[Opening Data excerpts section]
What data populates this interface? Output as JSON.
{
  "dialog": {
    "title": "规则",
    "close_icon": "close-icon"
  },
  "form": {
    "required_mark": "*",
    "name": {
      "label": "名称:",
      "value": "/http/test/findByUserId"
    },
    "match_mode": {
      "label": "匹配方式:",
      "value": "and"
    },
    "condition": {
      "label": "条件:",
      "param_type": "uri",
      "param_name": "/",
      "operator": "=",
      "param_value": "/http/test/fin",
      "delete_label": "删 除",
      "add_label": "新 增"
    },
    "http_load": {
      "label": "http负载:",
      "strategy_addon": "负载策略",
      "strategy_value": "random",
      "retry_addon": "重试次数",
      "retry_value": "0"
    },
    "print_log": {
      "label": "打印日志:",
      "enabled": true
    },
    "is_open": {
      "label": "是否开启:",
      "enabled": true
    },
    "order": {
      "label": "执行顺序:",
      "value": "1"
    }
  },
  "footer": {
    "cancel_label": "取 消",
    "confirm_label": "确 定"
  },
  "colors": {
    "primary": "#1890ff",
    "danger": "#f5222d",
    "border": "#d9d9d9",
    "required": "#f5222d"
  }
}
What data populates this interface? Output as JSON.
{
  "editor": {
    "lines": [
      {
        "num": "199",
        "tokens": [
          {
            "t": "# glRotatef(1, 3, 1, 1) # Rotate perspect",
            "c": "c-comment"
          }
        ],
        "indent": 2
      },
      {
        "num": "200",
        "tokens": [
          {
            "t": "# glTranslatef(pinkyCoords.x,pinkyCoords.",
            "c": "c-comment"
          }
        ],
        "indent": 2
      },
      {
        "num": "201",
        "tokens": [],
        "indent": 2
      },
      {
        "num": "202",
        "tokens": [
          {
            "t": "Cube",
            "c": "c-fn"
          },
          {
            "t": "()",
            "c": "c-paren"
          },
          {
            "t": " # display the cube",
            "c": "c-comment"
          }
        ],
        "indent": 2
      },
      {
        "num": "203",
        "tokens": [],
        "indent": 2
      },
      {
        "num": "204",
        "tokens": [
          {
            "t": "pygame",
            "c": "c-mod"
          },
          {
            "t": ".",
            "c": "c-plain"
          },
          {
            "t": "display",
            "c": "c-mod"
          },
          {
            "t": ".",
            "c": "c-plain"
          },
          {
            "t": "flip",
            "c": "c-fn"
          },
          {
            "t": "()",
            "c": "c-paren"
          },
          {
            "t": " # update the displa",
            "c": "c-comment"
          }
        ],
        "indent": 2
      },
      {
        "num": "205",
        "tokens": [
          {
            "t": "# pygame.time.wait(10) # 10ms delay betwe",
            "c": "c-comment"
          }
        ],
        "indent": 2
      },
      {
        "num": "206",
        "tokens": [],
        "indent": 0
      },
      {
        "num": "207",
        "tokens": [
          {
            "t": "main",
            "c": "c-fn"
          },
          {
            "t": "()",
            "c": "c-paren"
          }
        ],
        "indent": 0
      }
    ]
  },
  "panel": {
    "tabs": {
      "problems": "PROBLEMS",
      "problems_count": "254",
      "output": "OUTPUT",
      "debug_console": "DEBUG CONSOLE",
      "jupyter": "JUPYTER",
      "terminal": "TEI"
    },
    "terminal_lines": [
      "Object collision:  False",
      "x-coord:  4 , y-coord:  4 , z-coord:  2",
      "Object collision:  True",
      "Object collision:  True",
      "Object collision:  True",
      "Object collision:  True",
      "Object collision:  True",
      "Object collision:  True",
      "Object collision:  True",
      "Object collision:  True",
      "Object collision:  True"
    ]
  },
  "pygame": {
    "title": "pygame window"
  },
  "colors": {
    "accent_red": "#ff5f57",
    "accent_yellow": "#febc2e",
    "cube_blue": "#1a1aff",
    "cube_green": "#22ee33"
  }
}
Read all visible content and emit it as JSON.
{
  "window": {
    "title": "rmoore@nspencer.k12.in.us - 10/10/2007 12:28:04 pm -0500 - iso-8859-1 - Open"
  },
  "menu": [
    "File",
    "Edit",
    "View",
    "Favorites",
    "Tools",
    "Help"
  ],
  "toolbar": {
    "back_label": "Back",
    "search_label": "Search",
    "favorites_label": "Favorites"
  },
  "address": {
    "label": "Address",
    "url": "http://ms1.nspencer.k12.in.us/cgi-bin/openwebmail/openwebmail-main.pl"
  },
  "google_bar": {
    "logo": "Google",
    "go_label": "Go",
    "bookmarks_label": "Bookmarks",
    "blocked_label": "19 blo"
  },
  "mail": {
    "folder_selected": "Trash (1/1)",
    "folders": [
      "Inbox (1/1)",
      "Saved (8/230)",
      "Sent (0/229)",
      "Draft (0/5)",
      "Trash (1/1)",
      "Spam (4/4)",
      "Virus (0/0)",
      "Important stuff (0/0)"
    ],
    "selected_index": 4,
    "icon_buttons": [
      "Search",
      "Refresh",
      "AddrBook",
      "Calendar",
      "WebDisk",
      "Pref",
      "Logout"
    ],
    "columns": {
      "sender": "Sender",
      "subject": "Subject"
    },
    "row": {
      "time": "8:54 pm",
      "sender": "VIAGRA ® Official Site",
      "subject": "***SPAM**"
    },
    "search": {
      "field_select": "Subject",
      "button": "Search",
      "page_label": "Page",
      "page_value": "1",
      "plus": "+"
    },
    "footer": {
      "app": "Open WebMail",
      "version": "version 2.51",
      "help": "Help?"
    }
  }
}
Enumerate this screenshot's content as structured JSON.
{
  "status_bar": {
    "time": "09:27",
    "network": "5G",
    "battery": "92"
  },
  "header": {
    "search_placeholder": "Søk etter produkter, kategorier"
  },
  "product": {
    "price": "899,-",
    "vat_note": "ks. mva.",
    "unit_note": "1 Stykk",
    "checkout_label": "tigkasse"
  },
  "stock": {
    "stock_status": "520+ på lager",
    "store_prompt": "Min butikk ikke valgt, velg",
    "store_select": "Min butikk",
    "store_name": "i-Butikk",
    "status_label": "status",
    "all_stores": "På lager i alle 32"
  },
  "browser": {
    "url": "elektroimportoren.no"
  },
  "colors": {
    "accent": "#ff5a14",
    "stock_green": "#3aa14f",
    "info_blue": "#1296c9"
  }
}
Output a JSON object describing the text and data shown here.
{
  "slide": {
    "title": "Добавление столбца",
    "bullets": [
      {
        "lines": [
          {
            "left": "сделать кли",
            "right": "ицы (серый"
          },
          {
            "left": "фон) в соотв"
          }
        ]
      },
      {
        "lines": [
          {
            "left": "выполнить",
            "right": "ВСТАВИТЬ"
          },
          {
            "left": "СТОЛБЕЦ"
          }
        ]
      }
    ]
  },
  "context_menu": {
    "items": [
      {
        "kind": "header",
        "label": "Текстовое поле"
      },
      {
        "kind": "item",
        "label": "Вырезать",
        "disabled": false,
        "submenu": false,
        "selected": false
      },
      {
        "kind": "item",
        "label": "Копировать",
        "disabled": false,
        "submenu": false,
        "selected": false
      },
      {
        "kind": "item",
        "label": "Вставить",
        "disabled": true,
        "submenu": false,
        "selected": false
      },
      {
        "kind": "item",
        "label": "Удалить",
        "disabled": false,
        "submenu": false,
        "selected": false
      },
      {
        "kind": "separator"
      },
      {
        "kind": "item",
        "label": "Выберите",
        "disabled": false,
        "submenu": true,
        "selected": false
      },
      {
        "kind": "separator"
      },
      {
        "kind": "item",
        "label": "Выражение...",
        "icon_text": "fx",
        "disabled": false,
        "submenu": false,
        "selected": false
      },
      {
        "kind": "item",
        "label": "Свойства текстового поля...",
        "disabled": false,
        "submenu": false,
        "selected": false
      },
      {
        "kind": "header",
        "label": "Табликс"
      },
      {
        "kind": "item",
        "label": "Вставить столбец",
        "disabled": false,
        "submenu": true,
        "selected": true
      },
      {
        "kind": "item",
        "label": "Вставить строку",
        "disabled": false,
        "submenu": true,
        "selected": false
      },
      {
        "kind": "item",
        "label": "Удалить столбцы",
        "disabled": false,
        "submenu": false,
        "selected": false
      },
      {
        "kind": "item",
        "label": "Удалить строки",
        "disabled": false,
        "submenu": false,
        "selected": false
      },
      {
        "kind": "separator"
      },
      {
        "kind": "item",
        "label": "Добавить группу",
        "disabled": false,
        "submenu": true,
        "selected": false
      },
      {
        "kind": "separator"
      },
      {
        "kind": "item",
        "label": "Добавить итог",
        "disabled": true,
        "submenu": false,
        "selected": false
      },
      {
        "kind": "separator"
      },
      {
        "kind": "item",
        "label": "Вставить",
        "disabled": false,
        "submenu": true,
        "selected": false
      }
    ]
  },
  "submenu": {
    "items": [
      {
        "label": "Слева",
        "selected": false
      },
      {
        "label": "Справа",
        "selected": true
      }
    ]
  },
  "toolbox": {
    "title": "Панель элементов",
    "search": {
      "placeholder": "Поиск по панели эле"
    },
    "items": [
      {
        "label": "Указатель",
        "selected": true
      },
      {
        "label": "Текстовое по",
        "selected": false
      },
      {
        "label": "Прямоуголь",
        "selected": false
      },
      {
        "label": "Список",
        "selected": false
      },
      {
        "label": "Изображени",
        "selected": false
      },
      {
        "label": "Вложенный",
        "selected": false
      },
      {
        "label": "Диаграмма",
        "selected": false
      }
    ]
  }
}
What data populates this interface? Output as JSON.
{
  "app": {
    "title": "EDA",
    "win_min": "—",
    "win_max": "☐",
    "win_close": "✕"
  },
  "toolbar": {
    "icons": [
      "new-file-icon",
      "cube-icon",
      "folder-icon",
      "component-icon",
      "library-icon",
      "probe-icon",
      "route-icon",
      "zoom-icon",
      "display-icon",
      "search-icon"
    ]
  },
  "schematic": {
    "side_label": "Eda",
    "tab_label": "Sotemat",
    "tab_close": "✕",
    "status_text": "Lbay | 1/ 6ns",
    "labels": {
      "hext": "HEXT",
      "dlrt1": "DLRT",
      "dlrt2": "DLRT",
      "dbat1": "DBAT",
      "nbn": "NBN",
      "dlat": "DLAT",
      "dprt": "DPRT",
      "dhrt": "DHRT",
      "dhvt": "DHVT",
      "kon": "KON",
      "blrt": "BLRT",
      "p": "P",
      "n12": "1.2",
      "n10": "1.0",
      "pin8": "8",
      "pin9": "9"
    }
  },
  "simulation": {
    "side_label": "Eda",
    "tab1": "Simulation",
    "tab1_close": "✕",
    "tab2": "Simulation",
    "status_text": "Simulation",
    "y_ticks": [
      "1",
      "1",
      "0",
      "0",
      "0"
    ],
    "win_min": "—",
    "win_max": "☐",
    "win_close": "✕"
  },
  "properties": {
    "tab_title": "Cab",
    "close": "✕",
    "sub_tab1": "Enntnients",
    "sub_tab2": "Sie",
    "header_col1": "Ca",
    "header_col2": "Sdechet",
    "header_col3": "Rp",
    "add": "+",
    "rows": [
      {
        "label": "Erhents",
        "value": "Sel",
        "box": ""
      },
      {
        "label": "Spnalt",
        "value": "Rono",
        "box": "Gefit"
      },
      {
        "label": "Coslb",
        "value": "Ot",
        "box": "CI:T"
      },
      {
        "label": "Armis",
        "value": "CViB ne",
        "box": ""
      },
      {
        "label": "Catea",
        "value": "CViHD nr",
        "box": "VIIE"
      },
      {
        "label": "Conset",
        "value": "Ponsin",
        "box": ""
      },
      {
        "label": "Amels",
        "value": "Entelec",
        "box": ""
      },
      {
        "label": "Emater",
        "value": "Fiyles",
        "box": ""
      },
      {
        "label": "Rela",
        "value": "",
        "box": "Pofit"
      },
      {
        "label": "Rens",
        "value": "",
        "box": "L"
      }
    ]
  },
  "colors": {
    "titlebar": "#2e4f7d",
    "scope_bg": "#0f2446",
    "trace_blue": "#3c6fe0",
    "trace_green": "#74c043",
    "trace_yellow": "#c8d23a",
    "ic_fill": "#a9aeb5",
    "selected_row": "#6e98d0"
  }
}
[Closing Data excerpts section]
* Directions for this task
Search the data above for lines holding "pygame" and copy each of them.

* Output below
            "t": "pygame",
            "t": "# pygame.time.wait(10) # 10ms delay betwe",
  "pygame": {
    "title": "pygame window"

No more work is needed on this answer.